The page’s final panel is of Miracleman flying through the air, presumably to the Cotswolds, where he would next approach the bunker, as seen in this chapter’s present-day pages. Miracleman is blurred in the artwork, because he’s streaking through the sky, but if we look carefully, we can see a bulge on his left side. We might confuse this for Miracleman’s leg, except that the panel’s second caption suggests that he’s carrying Cream. It refers to “they,” not “he,” and says that “the man of light [is] carrying the man of shadows.” Although Cream isn’t seen on this chapter’s present-day pages, he’ll rejoin Miracleman in the following chapter.
“The man of light carrying the man of shadows” is an interesting formulation, identifying Cream with the darkness of the title, a darkness linked to covert government programs. In contrast, Miracleman is identified with light, and this is tied to his innocence and to the twinkling glow that surrounds him.

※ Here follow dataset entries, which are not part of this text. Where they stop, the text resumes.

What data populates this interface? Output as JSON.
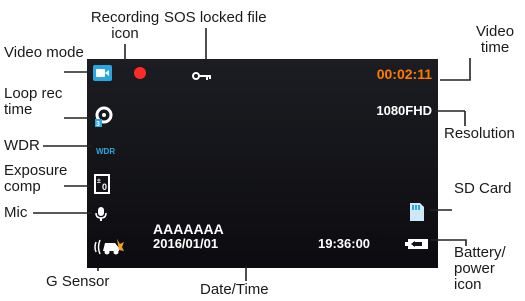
{
  "labels": {
    "recording_icon": [
      "Recording",
      "icon"
    ],
    "sos_locked_file": "SOS locked file",
    "video_time": [
      "Video",
      "time"
    ],
    "video_mode": "Video mode",
    "loop_rec_time": [
      "Loop rec",
      "time"
    ],
    "resolution": "Resolution",
    "wdr": "WDR",
    "exposure_comp": [
      "Exposure",
      "comp"
    ],
    "sd_card": "SD Card",
    "mic": "Mic",
    "battery_power_icon": [
      "Battery/",
      "power",
      "icon"
    ],
    "g_sensor": "G Sensor",
    "date_time": "Date/Time"
  },
  "screen": {
    "video_time": "00:02:11",
    "resolution": "1080FHD",
    "wdr_badge": "WDR",
    "plate": "AAAAAAA",
    "date": "2016/01/01",
    "time": "19:36:00"
  },
  "colors": {
    "accent_blue": "#2aa7e1",
    "record_red": "#ff2a2a",
    "time_orange": "#ff7a00",
    "screen_bg": "#141419",
    "gsensor_orange": "#f5a020"
  },
  "icons": [
    "video-mode-icon",
    "record-dot-icon",
    "key-lock-icon",
    "loop-rec-icon",
    "wdr-icon",
    "exposure-icon",
    "mic-icon",
    "g-sensor-icon",
    "sd-card-icon",
    "battery-icon"
  ]
}
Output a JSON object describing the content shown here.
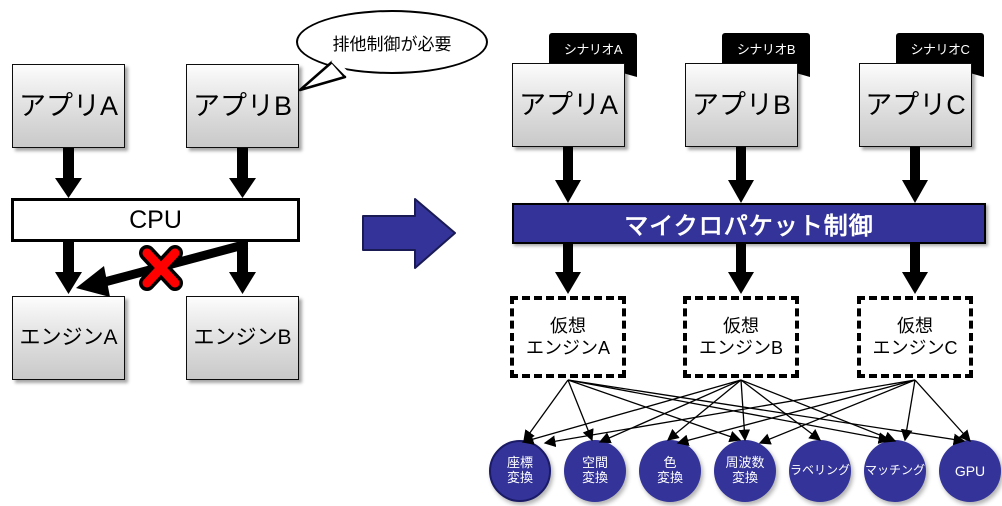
{
  "diagram": {
    "title": "Micropacket control virtualization diagram",
    "colors": {
      "navy": "#333399",
      "navy_dark": "#2e3192",
      "banner_black": "#000000",
      "error_red": "#ff0000",
      "box_gray": "#d9d9d9"
    }
  },
  "left": {
    "apps": [
      {
        "label": "アプリA"
      },
      {
        "label": "アプリB"
      }
    ],
    "cpu": {
      "label": "CPU"
    },
    "engines": [
      {
        "label": "エンジンA"
      },
      {
        "label": "エンジンB"
      }
    ],
    "callout": {
      "text": "排他制御が必要"
    },
    "blocked_marker": {
      "name": "red-x",
      "symbol": "✕"
    }
  },
  "transition": {
    "arrow": "→"
  },
  "right": {
    "apps": [
      {
        "label": "アプリA",
        "scenario": "シナリオA"
      },
      {
        "label": "アプリB",
        "scenario": "シナリオB"
      },
      {
        "label": "アプリC",
        "scenario": "シナリオC"
      }
    ],
    "control_bar": {
      "label": "マイクロパケット制御"
    },
    "virtual_engines": [
      {
        "line1": "仮想",
        "line2": "エンジンA"
      },
      {
        "line1": "仮想",
        "line2": "エンジンB"
      },
      {
        "line1": "仮想",
        "line2": "エンジンC"
      }
    ],
    "resources": [
      {
        "line1": "座標",
        "line2": "変換"
      },
      {
        "line1": "空間",
        "line2": "変換"
      },
      {
        "line1": "色",
        "line2": "変換"
      },
      {
        "line1": "周波数",
        "line2": "変換"
      },
      {
        "line1": "ラベリング",
        "line2": ""
      },
      {
        "line1": "マッチング",
        "line2": ""
      },
      {
        "line1": "GPU",
        "line2": ""
      }
    ]
  }
}
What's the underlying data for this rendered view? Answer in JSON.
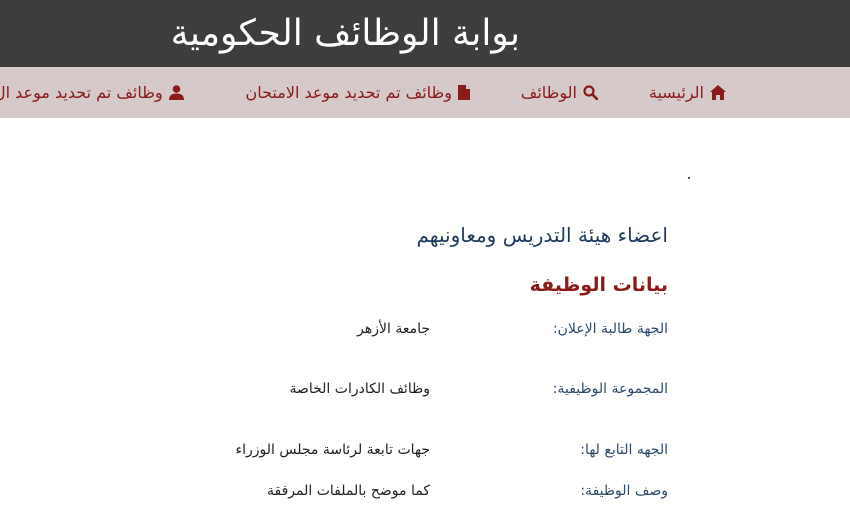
{
  "header": {
    "title": "بوابة الوظائف الحكومية"
  },
  "nav": {
    "items": [
      {
        "label": "الرئيسية",
        "icon": "home-icon"
      },
      {
        "label": "الوظائف",
        "icon": "search-icon"
      },
      {
        "label": "وظائف تم تحديد موعد الامتحان",
        "icon": "file-icon"
      },
      {
        "label": "وظائف تم تحديد موعد ال",
        "icon": "user-icon"
      }
    ]
  },
  "job": {
    "title": "اعضاء هيئة التدريس ومعاونيهم",
    "section_title": "بيانات الوظيفة",
    "fields": [
      {
        "label": "الجهة طالبة الإعلان:",
        "value": "جامعة الأزهر"
      },
      {
        "label": "المجموعة الوظيفية:",
        "value": "وظائف الكادرات الخاصة"
      },
      {
        "label": "الجهه التابع لها:",
        "value": "جهات تابعة لرئاسة مجلس الوزراء"
      },
      {
        "label": "وصف الوظيفة:",
        "value": "كما موضح بالملفات المرفقة"
      }
    ]
  },
  "colors": {
    "header_bg": "#3d3d3d",
    "nav_bg": "#d5c9c9",
    "accent": "#8b1a1a",
    "label": "#2c4a6b"
  }
}
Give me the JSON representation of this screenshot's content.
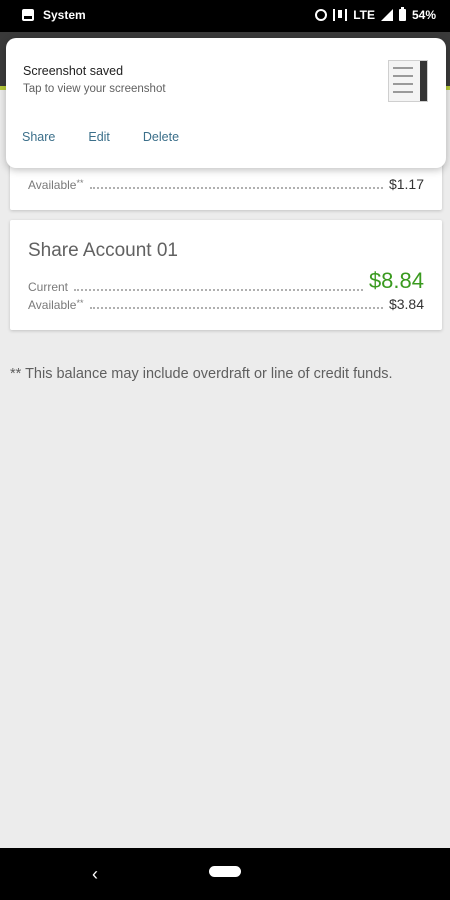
{
  "status_bar": {
    "app_label": "System",
    "network": "LTE",
    "battery": "54%"
  },
  "cards": [
    {
      "available_label": "Available",
      "available_marker": "**",
      "available_value": "$1.17"
    },
    {
      "title": "Share Account 01",
      "current_label": "Current",
      "current_value": "$8.84",
      "available_label": "Available",
      "available_marker": "**",
      "available_value": "$3.84"
    }
  ],
  "footnote": {
    "marker": "**",
    "text": " This balance may include overdraft or line of credit funds."
  },
  "notification": {
    "title": "Screenshot saved",
    "subtitle": "Tap to view your screenshot",
    "actions": [
      "Share",
      "Edit",
      "Delete"
    ]
  },
  "colors": {
    "accent": "#b6c93a",
    "amount_green": "#3a9a1f",
    "action_link": "#3b6f8a"
  },
  "icons": {
    "status": [
      "image-icon",
      "alarm-icon",
      "vibrate-icon",
      "signal-icon",
      "battery-icon"
    ],
    "nav": [
      "back-icon",
      "home-icon"
    ]
  }
}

But we shouldn’t ignore the racial overtones present here. Cream is the only black character so far, and he’s a murder who, while certainly competent and as of this chapter no longer a simple “bad guy,” is tied to the secret world of “black ops” that Miracleman doesn’t present in a favorable light. In contrast, Miracleman looks like an Aryan dream; he’s presented as a white, blonde god who, although already morally questionable, remains the story’s hero and is a victim of these same “black ops.” To some extent, Moore and Miracleman are here caught up in the bias of the English language itself, in which “black” has negative associations and is easily poetically linked to terms like “shadowy,” which may be a pejorative simply because human beings fear the night, in which they did not evolve to see well. But such racial tensions have been present since Cream’s introduction (in chapter five), which featured his sapphire teeth and described him as “the Devil.”
The next chapter will directly address this racial subtext for the first time.
Next time, Book One’s penultimate chapter.